Gone Missing

Steve Cosson and Members of The Civilians
Gate Theatre, Notting Hill
(2004)

Gone Missing (A Show About Things Lost and Found) is described as a musical mockumentary and has already been a big hit off-Broadway in New York.

It started with a series of interviews with New Yorkers about their experiences regarding things that had gone missing. It has then developed into a meditation on loss, which explores the subject from every conceivable angle.

This cabaret-style revue mixes story telling with witty songs in many different genres. Both music and lyrics are written by Michael Friedman and accompanied by live music on piano and guitar.

The cast of six swap roles and keep up a breakneck pace diving between sketches with alacrity. The delivery is clever, with several tales told simultaneously. This lack of linear flow can obscure or elucidate depending upon context but it does ensure that the audience are kept on their toes.

The physical losses range from dolls made out of socks through pets to expensive jewellery. Equally relevant are the metaphysical with people losing their loves; their virginity; their minds; and, as the show becomes darkest with an oblique view of 9/11, their lives.

The show is at its strongest when there is humour involved. Much of this is absurd, exemplified by the great shaggy dog story of Laura's Gucci shoe, lost in an off-Broadway theatre and eventually relocated in a cab in Rio. We also learn far more about Colombian neckties than is really desirable. No audience member is likely to offend a South American drug baron knowing the gory consequences.

With its recurring themes and stories, Gone Missing begins to take on a shape and meaning that seemed unlikely at its start.

The Civilians are a very well-rehearsed ensemble who make the most of their collective skills to deliver an entertaining and very quirky 90 minutes that is different from almost anything currently available on the London stage.

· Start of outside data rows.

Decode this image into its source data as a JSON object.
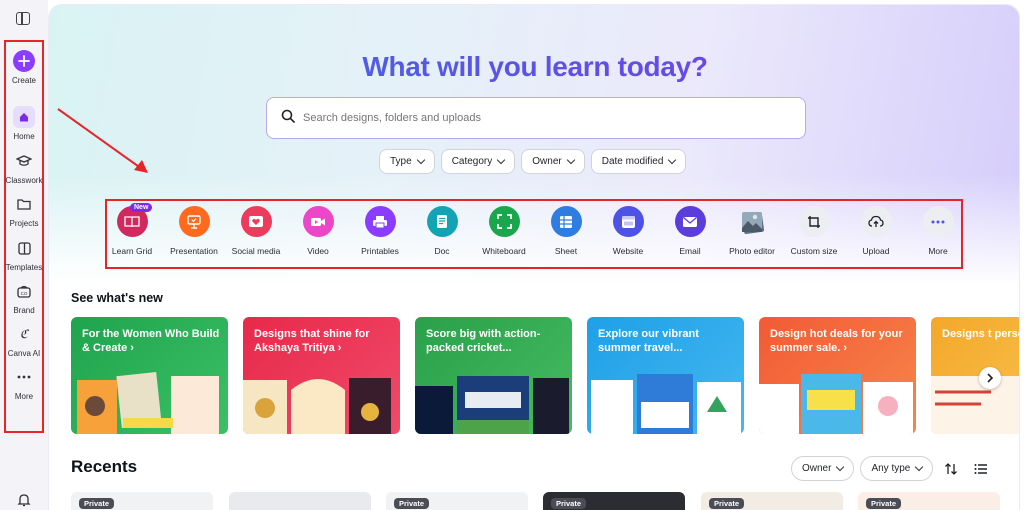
{
  "sidebar": {
    "items": [
      {
        "label": "Create",
        "icon": "plus-icon"
      },
      {
        "label": "Home",
        "icon": "home-icon"
      },
      {
        "label": "Classwork",
        "icon": "graduation-cap-icon"
      },
      {
        "label": "Projects",
        "icon": "folder-icon"
      },
      {
        "label": "Templates",
        "icon": "templates-icon"
      },
      {
        "label": "Brand",
        "icon": "brand-icon"
      },
      {
        "label": "Canva AI",
        "icon": "canva-ai-icon"
      },
      {
        "label": "More",
        "icon": "more-dots-icon"
      }
    ]
  },
  "hero": {
    "title": "What will you learn today?",
    "search_placeholder": "Search designs, folders and uploads"
  },
  "filters": [
    "Type",
    "Category",
    "Owner",
    "Date modified"
  ],
  "design_types": [
    {
      "label": "Learn Grid",
      "color": "#d1295f",
      "badge": "New"
    },
    {
      "label": "Presentation",
      "color": "#ff6a1f"
    },
    {
      "label": "Social media",
      "color": "#ec3b5c"
    },
    {
      "label": "Video",
      "color": "#ee46c8"
    },
    {
      "label": "Printables",
      "color": "#8b3dff"
    },
    {
      "label": "Doc",
      "color": "#13a3b4"
    },
    {
      "label": "Whiteboard",
      "color": "#1aa64d"
    },
    {
      "label": "Sheet",
      "color": "#2f7de1"
    },
    {
      "label": "Website",
      "color": "#4f52e6"
    },
    {
      "label": "Email",
      "color": "#5a3ddb"
    },
    {
      "label": "Photo editor",
      "color": "#7a8590"
    },
    {
      "label": "Custom size",
      "color": "#eceef1"
    },
    {
      "label": "Upload",
      "color": "#eceef1"
    },
    {
      "label": "More",
      "color": "#eceef1"
    }
  ],
  "whats_new": {
    "title": "See what's new",
    "cards": [
      {
        "text": "For the Women Who Build & Create ›",
        "bg": "#1fa44d"
      },
      {
        "text": "Designs that shine for Akshaya Tritiya ›",
        "bg": "#e8294a"
      },
      {
        "text": "Score big with action-packed cricket...",
        "bg": "#2ea34c"
      },
      {
        "text": "Explore our vibrant summer travel...",
        "bg": "#29a5e6"
      },
      {
        "text": "Design hot deals for your summer sale. ›",
        "bg": "#f2603a"
      },
      {
        "text": "Designs t personal",
        "bg": "#f4a72a"
      }
    ]
  },
  "recents": {
    "title": "Recents",
    "owner_label": "Owner",
    "type_label": "Any type",
    "private_badge": "Private"
  }
}
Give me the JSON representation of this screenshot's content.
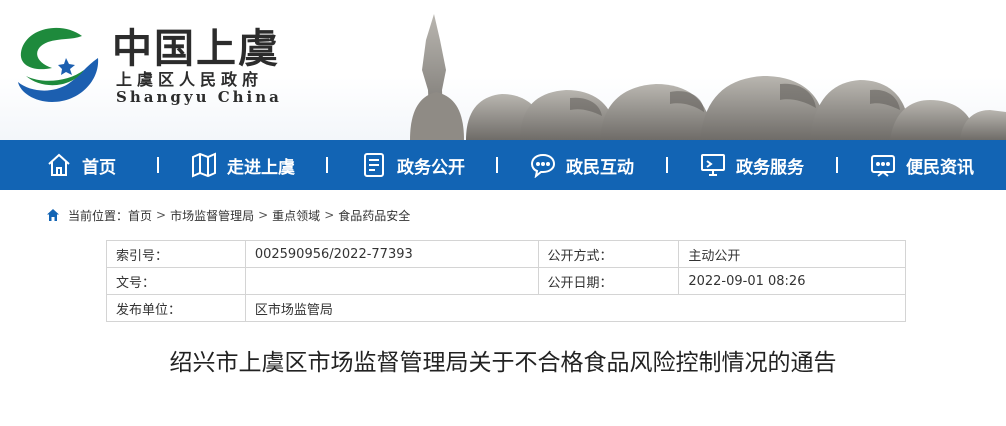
{
  "header": {
    "logo_cn": "中国上虞",
    "logo_sub": "上虞区人民政府",
    "logo_en": "Shangyu China"
  },
  "nav": {
    "items": [
      {
        "label": "首页",
        "icon": "home-icon"
      },
      {
        "label": "走进上虞",
        "icon": "map-icon"
      },
      {
        "label": "政务公开",
        "icon": "document-icon"
      },
      {
        "label": "政民互动",
        "icon": "chat-icon"
      },
      {
        "label": "政务服务",
        "icon": "monitor-icon"
      },
      {
        "label": "便民资讯",
        "icon": "info-icon"
      }
    ]
  },
  "breadcrumb": {
    "prefix": "当前位置：",
    "items": [
      "首页",
      "市场监督管理局",
      "重点领域",
      "食品药品安全"
    ],
    "separator": ">"
  },
  "meta": {
    "rows": [
      {
        "k1": "索引号：",
        "v1": "002590956/2022-77393",
        "k2": "公开方式：",
        "v2": "主动公开"
      },
      {
        "k1": "文号：",
        "v1": "",
        "k2": "公开日期：",
        "v2": "2022-09-01 08:26"
      },
      {
        "k1": "发布单位：",
        "v1": "区市场监管局"
      }
    ]
  },
  "title": "绍兴市上虞区市场监督管理局关于不合格食品风险控制情况的通告",
  "colors": {
    "nav_bg": "#1264b4",
    "logo_green": "#1e8a3c",
    "logo_blue": "#1c5fb0"
  }
}
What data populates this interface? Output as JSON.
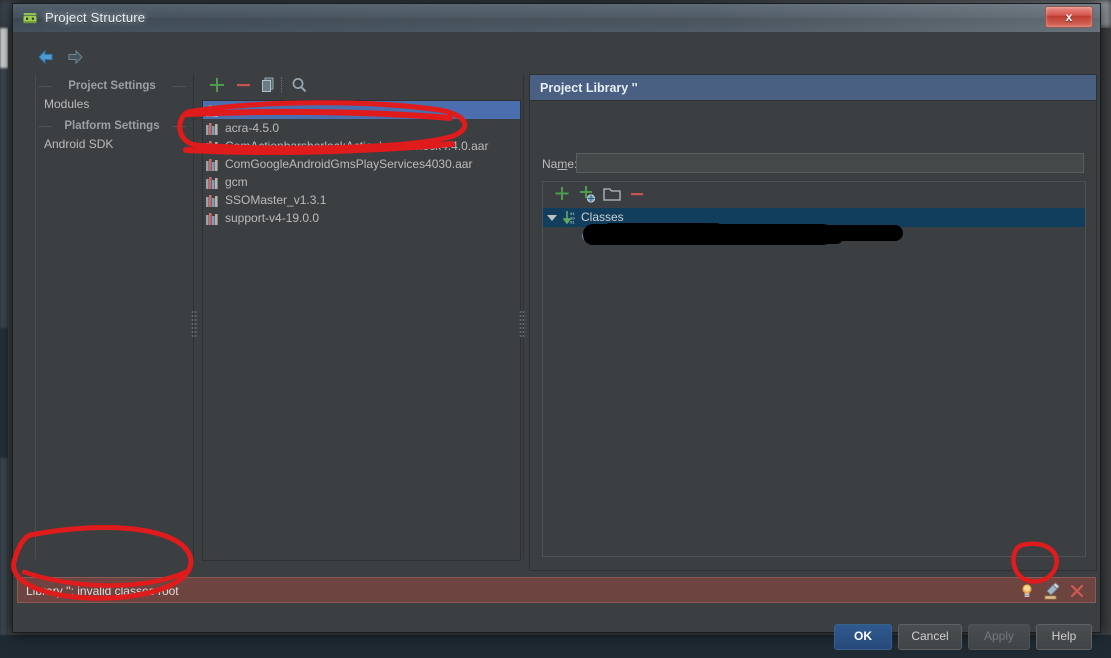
{
  "window": {
    "title": "Project Structure",
    "icon": "android-icon",
    "close_label": "x"
  },
  "nav": {
    "back_icon": "arrow-left-icon",
    "forward_icon": "arrow-right-icon"
  },
  "sidebar": {
    "groups": [
      {
        "title": "Project Settings",
        "items": [
          {
            "label": "Modules"
          }
        ]
      },
      {
        "title": "Platform Settings",
        "items": [
          {
            "label": "Android SDK"
          }
        ]
      }
    ]
  },
  "libs_toolbar": {
    "add": {
      "label": "+",
      "icon": "plus-icon"
    },
    "remove": {
      "label": "−",
      "icon": "minus-icon"
    },
    "copy": {
      "label": "",
      "icon": "copy-icon"
    },
    "search": {
      "label": "",
      "icon": "search-icon"
    }
  },
  "libraries": {
    "items": [
      {
        "label": "''",
        "selected": true,
        "icon": "library-icon"
      },
      {
        "label": "acra-4.5.0",
        "selected": false,
        "icon": "library-icon"
      },
      {
        "label": "ComActionbarsherlockActionbarsherlock4.4.0.aar",
        "selected": false,
        "icon": "library-icon"
      },
      {
        "label": "ComGoogleAndroidGmsPlayServices4030.aar",
        "selected": false,
        "icon": "library-icon"
      },
      {
        "label": "gcm",
        "selected": false,
        "icon": "library-icon"
      },
      {
        "label": "SSOMaster_v1.3.1",
        "selected": false,
        "icon": "library-icon"
      },
      {
        "label": "support-v4-19.0.0",
        "selected": false,
        "icon": "library-icon"
      }
    ]
  },
  "detail": {
    "header": "Project Library ''",
    "name_label_pre": "Na",
    "name_label_mnemonic": "m",
    "name_label_post": "e:",
    "name_value": "",
    "name_placeholder": "",
    "roots_toolbar": {
      "add": {
        "icon": "plus-icon"
      },
      "add_url": {
        "icon": "plus-globe-icon"
      },
      "folder": {
        "icon": "folder-icon"
      },
      "remove": {
        "icon": "minus-icon"
      }
    },
    "tree": {
      "classes_node": {
        "label": "Classes",
        "icon": "classes-icon",
        "expanded": true,
        "selected": true
      },
      "child_node": {
        "label": "",
        "icon": "unknown-file-icon",
        "redacted": true
      }
    }
  },
  "error": {
    "message": "Library '': invalid classes root",
    "hint_icon": "lightbulb-icon",
    "fix_icon": "quickfix-icon",
    "close_icon": "close-x-icon"
  },
  "buttons": {
    "ok": "OK",
    "cancel": "Cancel",
    "apply": "Apply",
    "help": "Help"
  },
  "colors": {
    "accent_selection": "#4b6eaf",
    "panel_header": "#4a6082",
    "error_bg": "#6e4441",
    "annotation_red": "#e01b1b",
    "dialog_bg": "#3c3f41"
  }
}
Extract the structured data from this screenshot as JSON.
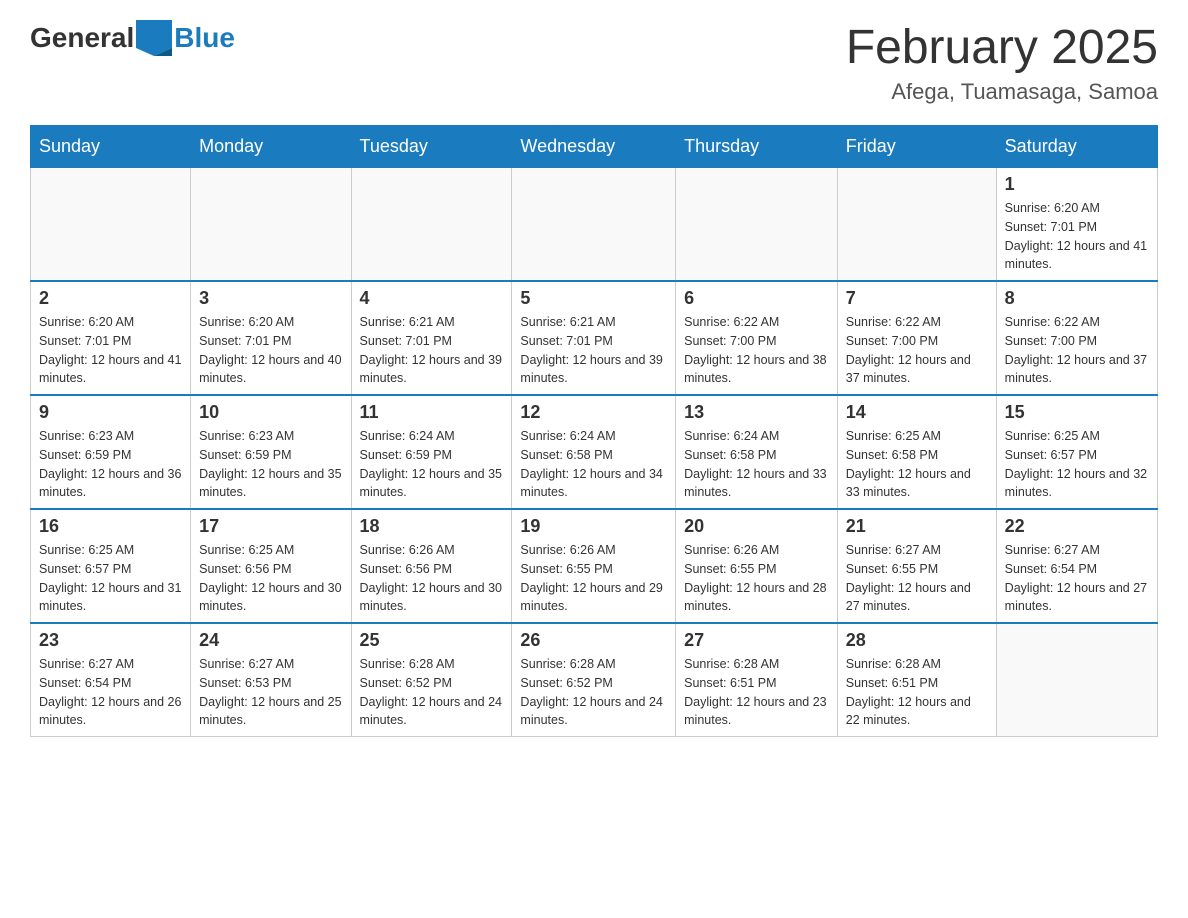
{
  "header": {
    "logo_general": "General",
    "logo_blue": "Blue",
    "month": "February 2025",
    "location": "Afega, Tuamasaga, Samoa"
  },
  "days_of_week": [
    "Sunday",
    "Monday",
    "Tuesday",
    "Wednesday",
    "Thursday",
    "Friday",
    "Saturday"
  ],
  "weeks": [
    [
      {
        "day": "",
        "info": ""
      },
      {
        "day": "",
        "info": ""
      },
      {
        "day": "",
        "info": ""
      },
      {
        "day": "",
        "info": ""
      },
      {
        "day": "",
        "info": ""
      },
      {
        "day": "",
        "info": ""
      },
      {
        "day": "1",
        "info": "Sunrise: 6:20 AM\nSunset: 7:01 PM\nDaylight: 12 hours and 41 minutes."
      }
    ],
    [
      {
        "day": "2",
        "info": "Sunrise: 6:20 AM\nSunset: 7:01 PM\nDaylight: 12 hours and 41 minutes."
      },
      {
        "day": "3",
        "info": "Sunrise: 6:20 AM\nSunset: 7:01 PM\nDaylight: 12 hours and 40 minutes."
      },
      {
        "day": "4",
        "info": "Sunrise: 6:21 AM\nSunset: 7:01 PM\nDaylight: 12 hours and 39 minutes."
      },
      {
        "day": "5",
        "info": "Sunrise: 6:21 AM\nSunset: 7:01 PM\nDaylight: 12 hours and 39 minutes."
      },
      {
        "day": "6",
        "info": "Sunrise: 6:22 AM\nSunset: 7:00 PM\nDaylight: 12 hours and 38 minutes."
      },
      {
        "day": "7",
        "info": "Sunrise: 6:22 AM\nSunset: 7:00 PM\nDaylight: 12 hours and 37 minutes."
      },
      {
        "day": "8",
        "info": "Sunrise: 6:22 AM\nSunset: 7:00 PM\nDaylight: 12 hours and 37 minutes."
      }
    ],
    [
      {
        "day": "9",
        "info": "Sunrise: 6:23 AM\nSunset: 6:59 PM\nDaylight: 12 hours and 36 minutes."
      },
      {
        "day": "10",
        "info": "Sunrise: 6:23 AM\nSunset: 6:59 PM\nDaylight: 12 hours and 35 minutes."
      },
      {
        "day": "11",
        "info": "Sunrise: 6:24 AM\nSunset: 6:59 PM\nDaylight: 12 hours and 35 minutes."
      },
      {
        "day": "12",
        "info": "Sunrise: 6:24 AM\nSunset: 6:58 PM\nDaylight: 12 hours and 34 minutes."
      },
      {
        "day": "13",
        "info": "Sunrise: 6:24 AM\nSunset: 6:58 PM\nDaylight: 12 hours and 33 minutes."
      },
      {
        "day": "14",
        "info": "Sunrise: 6:25 AM\nSunset: 6:58 PM\nDaylight: 12 hours and 33 minutes."
      },
      {
        "day": "15",
        "info": "Sunrise: 6:25 AM\nSunset: 6:57 PM\nDaylight: 12 hours and 32 minutes."
      }
    ],
    [
      {
        "day": "16",
        "info": "Sunrise: 6:25 AM\nSunset: 6:57 PM\nDaylight: 12 hours and 31 minutes."
      },
      {
        "day": "17",
        "info": "Sunrise: 6:25 AM\nSunset: 6:56 PM\nDaylight: 12 hours and 30 minutes."
      },
      {
        "day": "18",
        "info": "Sunrise: 6:26 AM\nSunset: 6:56 PM\nDaylight: 12 hours and 30 minutes."
      },
      {
        "day": "19",
        "info": "Sunrise: 6:26 AM\nSunset: 6:55 PM\nDaylight: 12 hours and 29 minutes."
      },
      {
        "day": "20",
        "info": "Sunrise: 6:26 AM\nSunset: 6:55 PM\nDaylight: 12 hours and 28 minutes."
      },
      {
        "day": "21",
        "info": "Sunrise: 6:27 AM\nSunset: 6:55 PM\nDaylight: 12 hours and 27 minutes."
      },
      {
        "day": "22",
        "info": "Sunrise: 6:27 AM\nSunset: 6:54 PM\nDaylight: 12 hours and 27 minutes."
      }
    ],
    [
      {
        "day": "23",
        "info": "Sunrise: 6:27 AM\nSunset: 6:54 PM\nDaylight: 12 hours and 26 minutes."
      },
      {
        "day": "24",
        "info": "Sunrise: 6:27 AM\nSunset: 6:53 PM\nDaylight: 12 hours and 25 minutes."
      },
      {
        "day": "25",
        "info": "Sunrise: 6:28 AM\nSunset: 6:52 PM\nDaylight: 12 hours and 24 minutes."
      },
      {
        "day": "26",
        "info": "Sunrise: 6:28 AM\nSunset: 6:52 PM\nDaylight: 12 hours and 24 minutes."
      },
      {
        "day": "27",
        "info": "Sunrise: 6:28 AM\nSunset: 6:51 PM\nDaylight: 12 hours and 23 minutes."
      },
      {
        "day": "28",
        "info": "Sunrise: 6:28 AM\nSunset: 6:51 PM\nDaylight: 12 hours and 22 minutes."
      },
      {
        "day": "",
        "info": ""
      }
    ]
  ]
}
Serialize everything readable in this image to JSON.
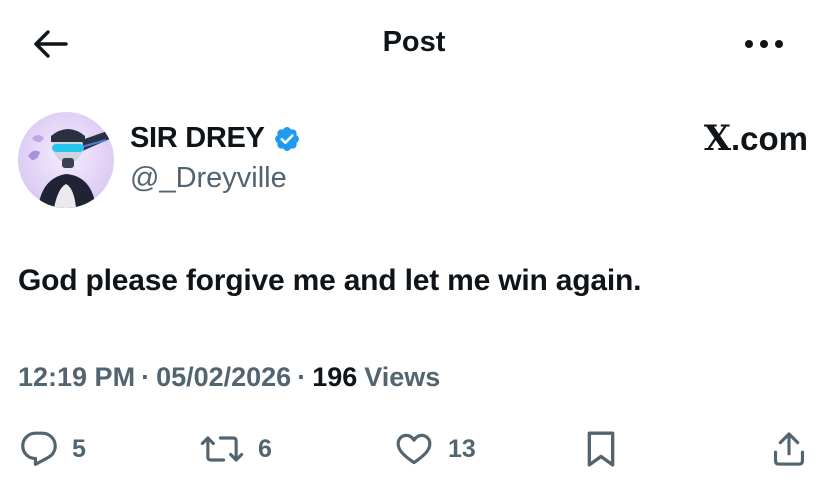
{
  "header": {
    "title": "Post",
    "back_icon": "arrow-left-icon",
    "more_icon": "more-horizontal-icon"
  },
  "author": {
    "display_name": "SIR DREY",
    "handle": "@_Dreyville",
    "verified": true,
    "verified_color": "#1d9bf0"
  },
  "source": {
    "logo_letter": "X",
    "domain": ".com"
  },
  "post": {
    "text": "God please forgive me and let me win again."
  },
  "meta": {
    "time": "12:19 PM",
    "separator": "·",
    "date": "05/02/2026",
    "views_count": "196",
    "views_label": "Views"
  },
  "actions": {
    "replies": "5",
    "reposts": "6",
    "likes": "13"
  },
  "colors": {
    "text_primary": "#0f1419",
    "text_secondary": "#536471",
    "accent": "#1d9bf0"
  }
}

Philip also reviewed this show in 2007 at the Barrow Street Theatre, New York

Reviewer: Philip Fisher